Directions.
Extract all lines in the data that contain the word "screenshot".

Items from a data source:
/---
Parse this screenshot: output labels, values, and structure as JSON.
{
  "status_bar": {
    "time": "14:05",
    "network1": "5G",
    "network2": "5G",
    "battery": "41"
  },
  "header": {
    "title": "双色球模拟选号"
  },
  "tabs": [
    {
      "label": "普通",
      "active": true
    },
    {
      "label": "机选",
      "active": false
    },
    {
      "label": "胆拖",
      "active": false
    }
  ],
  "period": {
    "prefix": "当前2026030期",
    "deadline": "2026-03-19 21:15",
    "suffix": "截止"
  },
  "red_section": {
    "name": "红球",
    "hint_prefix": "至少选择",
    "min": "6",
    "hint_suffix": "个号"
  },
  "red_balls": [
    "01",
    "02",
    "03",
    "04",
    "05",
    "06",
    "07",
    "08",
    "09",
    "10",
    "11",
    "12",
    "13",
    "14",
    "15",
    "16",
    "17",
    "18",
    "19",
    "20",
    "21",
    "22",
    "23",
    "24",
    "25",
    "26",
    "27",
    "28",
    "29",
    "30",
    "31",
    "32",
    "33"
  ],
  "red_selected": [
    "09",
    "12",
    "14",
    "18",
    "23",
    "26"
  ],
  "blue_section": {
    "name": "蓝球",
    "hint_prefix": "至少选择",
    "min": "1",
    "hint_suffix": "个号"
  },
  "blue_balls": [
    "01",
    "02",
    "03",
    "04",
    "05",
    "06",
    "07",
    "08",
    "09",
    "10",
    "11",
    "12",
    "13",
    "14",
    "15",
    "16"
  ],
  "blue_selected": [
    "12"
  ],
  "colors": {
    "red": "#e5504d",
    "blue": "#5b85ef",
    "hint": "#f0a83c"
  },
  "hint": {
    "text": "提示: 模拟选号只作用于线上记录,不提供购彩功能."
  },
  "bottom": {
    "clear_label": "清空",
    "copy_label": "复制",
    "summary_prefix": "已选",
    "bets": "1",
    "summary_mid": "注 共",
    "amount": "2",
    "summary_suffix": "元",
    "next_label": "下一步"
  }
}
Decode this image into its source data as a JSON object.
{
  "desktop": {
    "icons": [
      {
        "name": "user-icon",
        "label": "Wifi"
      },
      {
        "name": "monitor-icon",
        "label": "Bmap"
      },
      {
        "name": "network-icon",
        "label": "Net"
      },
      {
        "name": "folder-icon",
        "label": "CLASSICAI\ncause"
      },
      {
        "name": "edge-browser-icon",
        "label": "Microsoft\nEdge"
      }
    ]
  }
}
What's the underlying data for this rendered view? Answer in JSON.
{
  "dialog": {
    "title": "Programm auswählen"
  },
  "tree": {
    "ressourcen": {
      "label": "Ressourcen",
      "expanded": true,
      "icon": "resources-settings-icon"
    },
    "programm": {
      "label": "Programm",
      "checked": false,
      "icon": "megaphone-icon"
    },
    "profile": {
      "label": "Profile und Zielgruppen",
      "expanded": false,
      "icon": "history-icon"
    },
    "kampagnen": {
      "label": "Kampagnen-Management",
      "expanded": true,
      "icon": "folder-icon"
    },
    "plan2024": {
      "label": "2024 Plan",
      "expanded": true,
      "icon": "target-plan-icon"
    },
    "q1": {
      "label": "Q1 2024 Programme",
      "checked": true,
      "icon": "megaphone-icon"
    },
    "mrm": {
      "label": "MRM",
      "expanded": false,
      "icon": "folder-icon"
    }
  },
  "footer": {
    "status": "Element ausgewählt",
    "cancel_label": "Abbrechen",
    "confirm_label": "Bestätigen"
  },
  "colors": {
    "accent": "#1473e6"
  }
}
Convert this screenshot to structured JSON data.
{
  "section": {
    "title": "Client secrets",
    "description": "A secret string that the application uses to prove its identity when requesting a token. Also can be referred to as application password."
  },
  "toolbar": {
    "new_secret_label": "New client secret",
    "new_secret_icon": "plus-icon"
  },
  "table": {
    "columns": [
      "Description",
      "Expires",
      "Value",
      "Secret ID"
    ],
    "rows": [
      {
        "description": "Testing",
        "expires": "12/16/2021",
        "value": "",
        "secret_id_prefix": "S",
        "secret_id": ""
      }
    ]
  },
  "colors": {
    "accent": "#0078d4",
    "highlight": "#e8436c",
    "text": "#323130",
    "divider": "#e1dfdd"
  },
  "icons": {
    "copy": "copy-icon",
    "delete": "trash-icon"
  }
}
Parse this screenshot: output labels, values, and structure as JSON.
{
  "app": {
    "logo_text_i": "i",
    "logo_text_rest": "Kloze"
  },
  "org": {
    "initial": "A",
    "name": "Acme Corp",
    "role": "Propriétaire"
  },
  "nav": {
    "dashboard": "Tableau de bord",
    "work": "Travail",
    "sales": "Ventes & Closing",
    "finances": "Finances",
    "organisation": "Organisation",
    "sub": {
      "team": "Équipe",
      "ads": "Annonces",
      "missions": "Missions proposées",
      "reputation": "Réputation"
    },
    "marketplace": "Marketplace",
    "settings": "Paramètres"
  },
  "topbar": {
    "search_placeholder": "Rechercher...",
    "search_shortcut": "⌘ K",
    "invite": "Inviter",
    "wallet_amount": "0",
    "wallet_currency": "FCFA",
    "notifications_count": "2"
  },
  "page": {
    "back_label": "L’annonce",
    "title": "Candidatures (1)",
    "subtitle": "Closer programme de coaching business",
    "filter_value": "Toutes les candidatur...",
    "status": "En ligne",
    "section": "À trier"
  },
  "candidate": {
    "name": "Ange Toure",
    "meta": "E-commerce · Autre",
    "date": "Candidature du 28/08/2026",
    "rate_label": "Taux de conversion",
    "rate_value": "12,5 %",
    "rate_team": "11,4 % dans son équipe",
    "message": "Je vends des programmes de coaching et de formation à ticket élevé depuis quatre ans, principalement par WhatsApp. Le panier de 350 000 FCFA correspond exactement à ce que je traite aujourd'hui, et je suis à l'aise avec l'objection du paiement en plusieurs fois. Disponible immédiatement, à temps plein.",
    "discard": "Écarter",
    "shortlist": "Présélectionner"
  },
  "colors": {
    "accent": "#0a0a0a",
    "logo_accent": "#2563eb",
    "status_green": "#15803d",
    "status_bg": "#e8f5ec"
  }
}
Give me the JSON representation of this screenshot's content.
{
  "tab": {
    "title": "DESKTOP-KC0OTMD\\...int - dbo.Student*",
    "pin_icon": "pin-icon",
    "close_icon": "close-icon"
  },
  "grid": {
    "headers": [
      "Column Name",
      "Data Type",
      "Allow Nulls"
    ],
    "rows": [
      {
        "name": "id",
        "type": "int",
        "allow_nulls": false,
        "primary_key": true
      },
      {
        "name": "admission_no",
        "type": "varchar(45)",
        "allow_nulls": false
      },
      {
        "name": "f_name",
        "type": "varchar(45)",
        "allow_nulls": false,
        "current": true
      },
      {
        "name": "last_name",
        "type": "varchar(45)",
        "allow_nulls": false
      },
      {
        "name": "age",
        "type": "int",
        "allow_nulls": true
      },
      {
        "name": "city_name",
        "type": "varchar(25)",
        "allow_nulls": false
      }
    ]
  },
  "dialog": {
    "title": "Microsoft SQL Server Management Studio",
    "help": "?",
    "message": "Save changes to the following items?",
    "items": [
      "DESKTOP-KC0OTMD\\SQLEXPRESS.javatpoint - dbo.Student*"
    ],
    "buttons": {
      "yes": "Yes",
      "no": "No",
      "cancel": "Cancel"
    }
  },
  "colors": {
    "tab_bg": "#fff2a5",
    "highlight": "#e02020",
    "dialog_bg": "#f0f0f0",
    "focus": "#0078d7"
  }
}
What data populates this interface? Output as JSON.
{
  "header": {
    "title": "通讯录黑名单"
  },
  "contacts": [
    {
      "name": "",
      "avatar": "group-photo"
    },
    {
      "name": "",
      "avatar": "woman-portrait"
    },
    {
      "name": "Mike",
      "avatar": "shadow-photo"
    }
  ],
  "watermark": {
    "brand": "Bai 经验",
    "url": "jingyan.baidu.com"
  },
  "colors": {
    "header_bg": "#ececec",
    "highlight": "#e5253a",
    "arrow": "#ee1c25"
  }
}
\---
Answer to this task.
Parse this screenshot: output labels, values, and structure as JSON.
Convert this screenshot to structured JSON data.
Parse this screenshot: output labels, values, and structure as JSON.
Give me the JSON representation of this screenshot's content.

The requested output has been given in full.